EXERCISE AIM → In the entries below, find every line with the string "JSON" and copy it.

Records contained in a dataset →
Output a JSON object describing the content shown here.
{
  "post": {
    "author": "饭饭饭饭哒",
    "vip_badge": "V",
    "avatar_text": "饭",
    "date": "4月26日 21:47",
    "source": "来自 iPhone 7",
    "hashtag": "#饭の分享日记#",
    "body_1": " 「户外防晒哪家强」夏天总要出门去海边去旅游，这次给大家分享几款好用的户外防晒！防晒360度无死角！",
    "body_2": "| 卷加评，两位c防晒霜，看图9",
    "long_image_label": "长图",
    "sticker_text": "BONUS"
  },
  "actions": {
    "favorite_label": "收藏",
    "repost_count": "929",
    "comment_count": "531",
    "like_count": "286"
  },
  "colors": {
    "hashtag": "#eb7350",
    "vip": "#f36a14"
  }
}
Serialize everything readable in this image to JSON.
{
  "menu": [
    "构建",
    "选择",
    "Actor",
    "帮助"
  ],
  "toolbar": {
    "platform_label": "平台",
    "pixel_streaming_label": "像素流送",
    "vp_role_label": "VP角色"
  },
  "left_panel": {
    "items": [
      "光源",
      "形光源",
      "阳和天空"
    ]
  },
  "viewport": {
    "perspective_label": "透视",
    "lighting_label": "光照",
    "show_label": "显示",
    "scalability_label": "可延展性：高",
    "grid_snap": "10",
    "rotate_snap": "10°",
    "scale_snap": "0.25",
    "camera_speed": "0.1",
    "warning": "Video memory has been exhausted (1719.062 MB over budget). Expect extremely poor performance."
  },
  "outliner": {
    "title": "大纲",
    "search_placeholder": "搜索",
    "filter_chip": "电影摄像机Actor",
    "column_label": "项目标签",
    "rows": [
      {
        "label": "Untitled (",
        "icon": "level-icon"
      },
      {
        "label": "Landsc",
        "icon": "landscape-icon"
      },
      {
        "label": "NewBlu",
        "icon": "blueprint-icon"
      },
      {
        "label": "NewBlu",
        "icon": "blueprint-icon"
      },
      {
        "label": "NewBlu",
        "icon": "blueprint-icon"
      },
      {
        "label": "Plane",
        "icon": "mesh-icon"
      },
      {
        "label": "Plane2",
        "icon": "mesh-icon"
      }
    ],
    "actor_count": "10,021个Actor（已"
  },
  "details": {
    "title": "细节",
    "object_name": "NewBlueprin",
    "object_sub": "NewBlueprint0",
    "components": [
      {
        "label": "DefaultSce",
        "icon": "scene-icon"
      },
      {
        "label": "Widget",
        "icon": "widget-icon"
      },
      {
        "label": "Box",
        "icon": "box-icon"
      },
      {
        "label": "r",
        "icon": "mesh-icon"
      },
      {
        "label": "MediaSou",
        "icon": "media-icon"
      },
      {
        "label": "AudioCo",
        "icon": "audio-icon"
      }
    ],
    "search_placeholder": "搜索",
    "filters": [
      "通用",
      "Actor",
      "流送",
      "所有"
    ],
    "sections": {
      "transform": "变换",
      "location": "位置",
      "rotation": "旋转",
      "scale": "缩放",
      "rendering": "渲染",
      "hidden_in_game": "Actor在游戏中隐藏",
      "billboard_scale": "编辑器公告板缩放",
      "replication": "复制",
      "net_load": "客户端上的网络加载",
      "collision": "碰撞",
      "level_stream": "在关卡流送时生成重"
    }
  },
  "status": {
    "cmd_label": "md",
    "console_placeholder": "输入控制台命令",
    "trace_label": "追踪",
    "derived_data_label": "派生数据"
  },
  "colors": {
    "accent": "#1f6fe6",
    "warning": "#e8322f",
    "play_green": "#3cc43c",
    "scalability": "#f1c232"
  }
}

SOLUTION →
Output a JSON object describing the content shown here.
Serialize everything readable in this image to JSON.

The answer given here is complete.